Join our friends from the Boston-based Horizons for Homeless Children as they share their Playspace Program. You’ll gain ideas for simple interactions that you can use in any space to help children and their families heal from traumatic experiences. The model can be replicated on any scale and in any setting serving young children and families.

Before you begin, watch this training video  featuring staff and volunteers from Horizons for Homeless Children.

Now explore the resources in this workshop and consider ways you can use the ideas and strategies in your own work.

  1. 1

    Ideas for Setting Up Your Space

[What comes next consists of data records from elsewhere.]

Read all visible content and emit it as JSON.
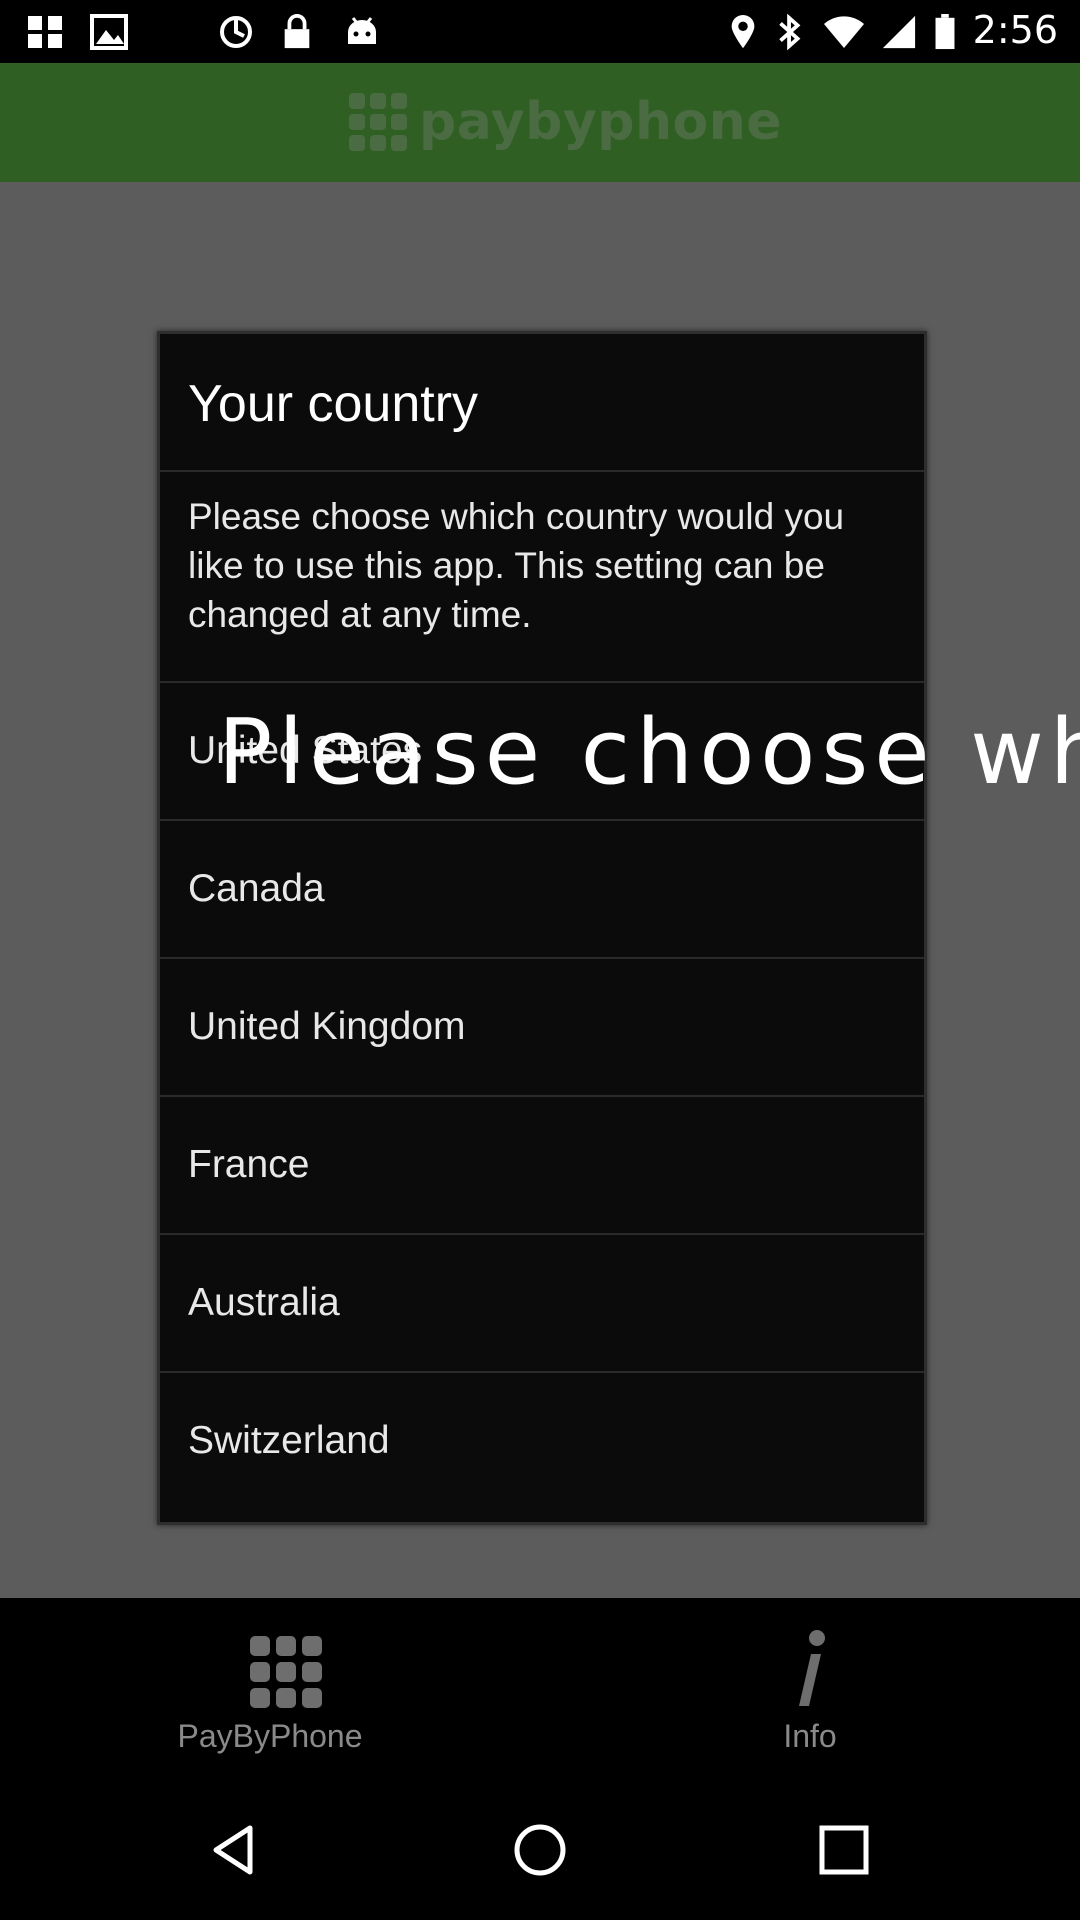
{
  "status_bar": {
    "time": "2:56",
    "left_icons": [
      "app-grid-icon",
      "image-icon",
      "sync-icon",
      "lock-icon",
      "android-icon"
    ],
    "right_icons": [
      "location-icon",
      "bluetooth-icon",
      "wifi-icon",
      "signal-icon",
      "battery-icon"
    ]
  },
  "header": {
    "logo_text": "paybyphone"
  },
  "dialog": {
    "title": "Your country",
    "message": "Please choose which country would you like to use this app. This setting can be changed at any time.",
    "options": [
      {
        "label": "United States"
      },
      {
        "label": "Canada"
      },
      {
        "label": "United Kingdom"
      },
      {
        "label": "France"
      },
      {
        "label": "Australia"
      },
      {
        "label": "Switzerland"
      }
    ]
  },
  "overlay_text": "Please choose which country would you like to use this app.",
  "tabs": [
    {
      "label": "PayByPhone",
      "icon": "grid-icon"
    },
    {
      "label": "Info",
      "icon": "info-icon"
    }
  ],
  "nav": {
    "buttons": [
      "back-icon",
      "home-icon",
      "recents-icon"
    ]
  },
  "colors": {
    "header_bg": "#2f5f22",
    "dialog_bg": "#0b0b0b",
    "scrim": "#5c5c5c"
  }
}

    Children experiencing homelessness often lack clean, safe play spaces—preventing them from growing and thriving. Depending on where they are staying, children may be shushed for normal child-like behavior that others consider disruptive. So the more you can enrich your site to encourage play, the better.

    Watch this video one time through as providers from Horizons for Homeless Children explain the strategies used in each play space. Notice:

    • ways in which each of the spaces helps kids develop and heal
    • what approaches providers take within that space
    • how each space builds children’s social-emotional skills
    • ways in which each space addresses children’s learning needs

    On a second viewing, write down or tell a colleague one observation, idea, or question sparked by each area presented:

    • Infant Spaces
    • Arts and Crafts
    • Manipulatives
    • Literacy Area
    • Dramatic Play

    Then consider your space and one small way you might enrich your site to invite children to engage in play—even a basket of children’s books, a beanbag, or a box of blocks or dolls go a long way.

  2. 2

    Adding Comfort to Your Space


    Now that you’ve looked at the different areas, further consider your own space and what you might add to offer comfort. Watch this video (meant to share with children) and reflect:

    • Where in your space could become a “cozy corner”?
    • What are some comfort items you might add to that area to soothe children? (pillows, stuffed animals, dolls, blankets, soft fabric, and so on)
    • Is there a way for you to distribute small comfort items to children?

    You might suggest to parents that they offer their children a piece of their clothing to hold when they are apart (even a small piece cut off from an item they no longer wear). If appropriate, they can show children the video and talk about their comfort items.

  3. 3

    Explore Strategies for Positive Adult-Child Interactions


    It’s not just the things you put into an environment that are important—a play space is made even more effective when adults interact with children in positive ways. You can build trust, give kids a sense of control, and use positive language to ensure that play time is a time of joy and healing.

    Watch this video of Horizons’ staff and volunteers talking about—and demonstrating—some strategies for fostering positive interactions at their site. As you watch, write down one question, observation, or idea sparked by the five points the staff is making:

    1. Following kids’ lead
    2. Giving kids choices
    3. Redirection
    4. Using positive language
    5. Supporting parents


  4. 4

    Ideas Into Action: Parent-Child Bonding Time

    Download printable

    Print and copy this page and leave in an area where children and parents spend time together. Through playfulness, rhyme, rhythm, and repetition, parents remind children of the most important strategies for coping with crisis.

    When adults display confidence and optimism for a better future, children naturally feel more secure. Parents and children can read this poem aloud together, using the icons to tell who reads what.

    Suggest that parents:

    • repeat some of the language and strategies throughout their day
    • think of other ideas they would add to the poem, and write them on the back (they don’t have to rhyme!)
    • read the poem together again and again
    • fold it to keep with their belongings (or to display it in their space)
  5. 5

    Ideas Into Action: Coloring Page

    Download printable

    During and after a traumatic experience, our brains may be “hijacked” by fear, anxiety, or anger. Doing a nonverbal activity, such as art, together can help us reconnect and get “unstuck.”

    Helping parents and children interact lovingly and creatively in your space can be as simple as setting out paper and crayons. Print and copy this page and invite parents and children to sit together and share a few moments of relaxation.

    This coloring page can help adults communicate important ideas to children without saying a word: We can relax together. We can have a good time together. We can concentrate. I am here with you. I am listening. I am interested in you. We can share feelings. We can make something beautiful, even when the world around us feels ugly.

    Children can use crayons or markers. Colored pencils or thin-tipped markers work well for the detailed “adult” areas, but crayons will work too! Here are some other tips:

    • If possible, parents and children should sit side by side in a quiet space with a surface.
    • Children color the large Muppet image, adults color the more detailed background.
    • There’s no right or wrong way to color; the goal is to sit and relax together. It’s okay to sit without talking, too!
    • Parents can use the tips and conversation starters at the bottom on the page and, if possible, display their work.
    • Children might also draw their own families on the back of the page. Creative self-expression can be a great way to show how you feel, using no words at all!